How Does Austen Present Attitudes To Marriage

739 Words3 Pages
Explore the way in which Austen presents attitudes to marriage In this essay I will be exploring the way in which Austen presents attitudes to marriage in Part I of Pride and Prejudice. This will put into perspective the societal views of marriage in the Georgian era compared to the twenty-first century. The different attitudes I will include are satirical attitude, marriage for love, marriage for money and class, and marriage for fashion. Austen's satirical perspective through omniscient narrator is shown in the quotation 'It is a truth universally acknowledged, that a single man in possession of a good fortune, must be in want of a wife.' The use of irony in the first sentence of the novel introduces one of the main themes right away.…show more content…
It is mentioned in the novel that some girls thought marriage was more of fashion statement than a proposition of financial support or declaration of love. This is seen in Mr Collins’ speech to Elizabeth when proposing. He says ‘It is usual with young ladies to reject the addresses of the man whom they secretly mean to accept, when he first applies for their favour; and that sometimes the refusal is repeated a second time, or even a third.’ This infers that girls decline offers of proposal because they see it as a way to be defiant. The way this attitude has been put into Mr Collins’ speech with dialogue, instead of into the narration, manipulates the reader to make that attitude feel more like a character’s opinion than Austen’s; this is a very effective technique. In conclusion, there is evidently a wide range of different attitudes to marriage in Pride and Prejudice. The use of different narrative voices was effective in that different attitudes displayed by different characters is a simple way for the reader to attach a certain attitude to a particular type of

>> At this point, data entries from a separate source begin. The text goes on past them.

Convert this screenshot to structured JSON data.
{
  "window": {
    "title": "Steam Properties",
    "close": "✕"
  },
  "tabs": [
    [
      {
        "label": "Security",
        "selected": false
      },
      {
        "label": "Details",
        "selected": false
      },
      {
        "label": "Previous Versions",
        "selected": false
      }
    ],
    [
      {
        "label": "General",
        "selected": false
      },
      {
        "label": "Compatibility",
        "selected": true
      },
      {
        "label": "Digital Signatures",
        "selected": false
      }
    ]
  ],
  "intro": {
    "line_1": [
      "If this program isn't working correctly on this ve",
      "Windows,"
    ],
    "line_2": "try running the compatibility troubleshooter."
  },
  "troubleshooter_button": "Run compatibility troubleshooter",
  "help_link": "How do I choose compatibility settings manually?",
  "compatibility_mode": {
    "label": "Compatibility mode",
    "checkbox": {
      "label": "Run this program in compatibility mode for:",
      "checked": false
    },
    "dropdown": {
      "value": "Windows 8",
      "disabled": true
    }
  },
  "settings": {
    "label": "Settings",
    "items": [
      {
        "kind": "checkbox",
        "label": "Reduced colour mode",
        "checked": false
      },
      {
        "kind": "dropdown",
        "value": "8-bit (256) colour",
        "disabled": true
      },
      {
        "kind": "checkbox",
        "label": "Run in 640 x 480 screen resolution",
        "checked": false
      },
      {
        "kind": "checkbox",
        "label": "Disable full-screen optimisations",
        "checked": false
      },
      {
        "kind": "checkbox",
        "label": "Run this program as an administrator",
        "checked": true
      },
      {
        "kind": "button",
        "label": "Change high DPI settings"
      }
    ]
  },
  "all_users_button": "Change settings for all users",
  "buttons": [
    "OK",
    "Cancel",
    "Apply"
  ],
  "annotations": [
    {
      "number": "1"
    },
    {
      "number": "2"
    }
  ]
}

More about How Does Austen Present Attitudes To Marriage

Open Document